© Maciej Toporowicz, NYC/Moment/Getty
By creating atomic-scale defects in nanoscale slivers of diamond, an international team, including University of Melbourne physicists, have created sensors capable of analysing chemical and biological samples with single-molecule sensitivity.
The negatively charged defects are called a nitrogen-vacancy (NV) centres. The negative charge comes from an electron trapped within the defect, the ‘spin’ of which is highly sensitive to any physical strain the diamond is placed under.
The researchers used microwaves to interrogate the electron’s spin as force was applied to the NV diamond, and found it made an exceptionally sensitive force sensor. They were even able to measure the biomechanical force exerted by single cells placed on NV diamond pillars.
In the same way, NV diamond nanostructures could be used to detect the mass of single molecules, or even the distribution of mass within a single large molecule such as a protein, the team predicts.

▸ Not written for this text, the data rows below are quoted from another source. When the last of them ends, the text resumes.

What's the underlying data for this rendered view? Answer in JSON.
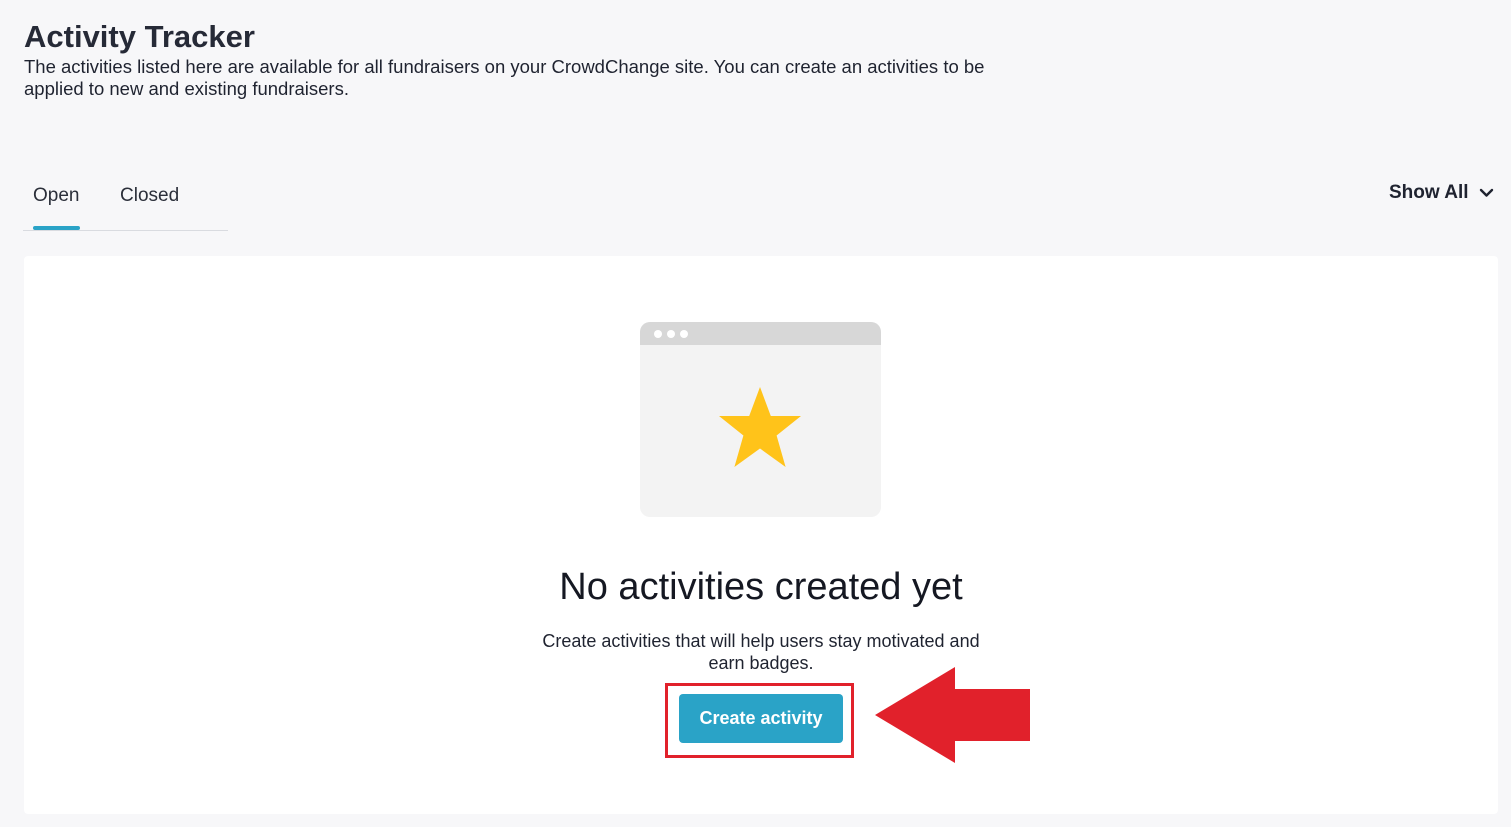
{
  "header": {
    "title": "Activity Tracker",
    "description": "The activities listed here are available for all fundraisers on your CrowdChange site. You can create an activities to be applied to new and existing fundraisers."
  },
  "tabs": [
    {
      "label": "Open",
      "active": true
    },
    {
      "label": "Closed",
      "active": false
    }
  ],
  "filter": {
    "label": "Show All",
    "icon": "chevron-down-icon"
  },
  "empty_state": {
    "illustration_icons": [
      "browser-window-icon",
      "star-icon"
    ],
    "title": "No activities created yet",
    "description": "Create activities that will help users stay motivated and earn badges.",
    "button_label": "Create activity"
  },
  "annotation": {
    "highlight_color": "#e1212b",
    "arrow_icon": "left-arrow-icon"
  },
  "colors": {
    "accent": "#2aa3c7",
    "star": "#ffc31a",
    "highlight": "#e1212b"
  }
}
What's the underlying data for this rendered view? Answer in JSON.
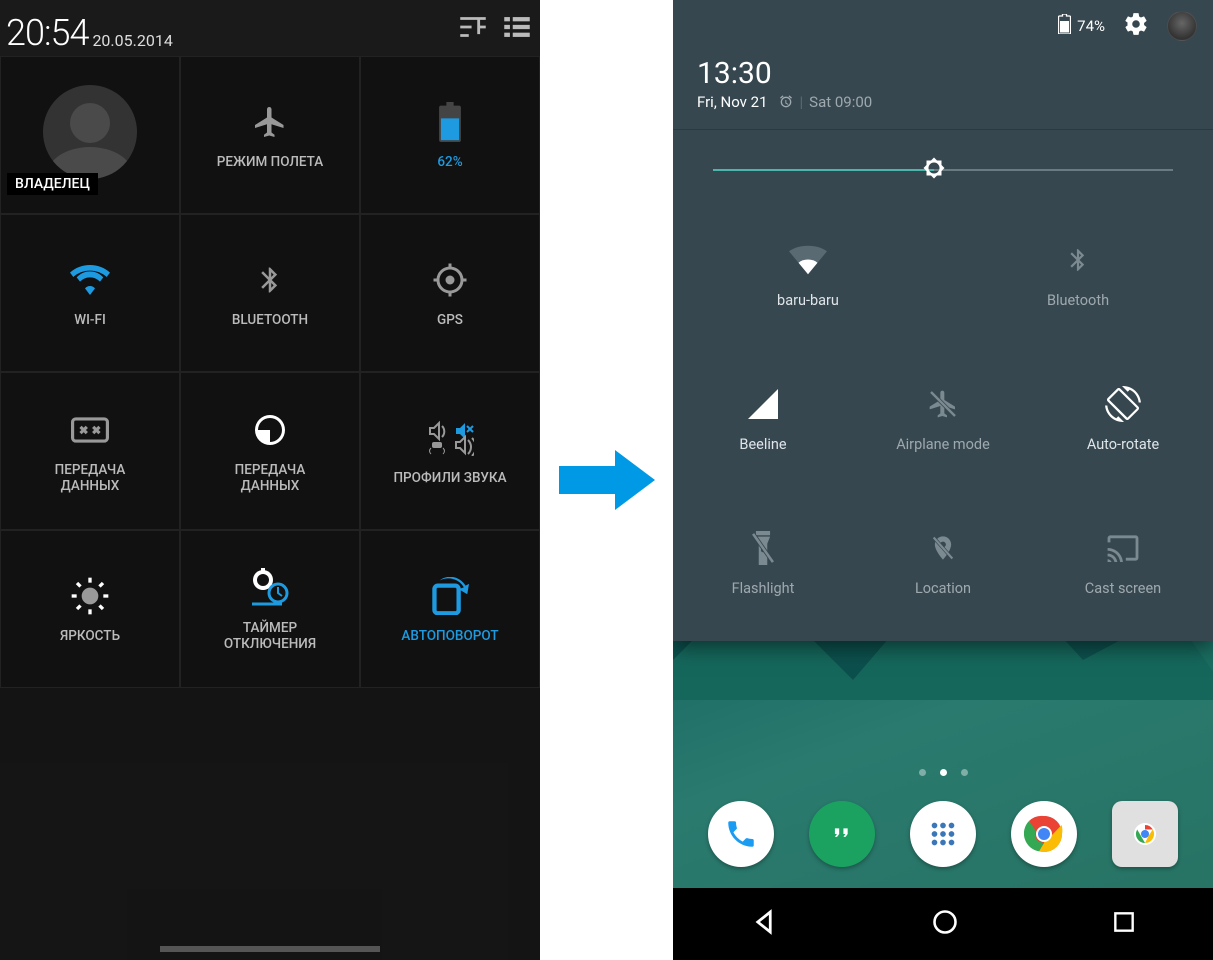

- Nano Letters 17, 1496−1503 (2017). doi: 10.1021/acs.nanolett.6b04544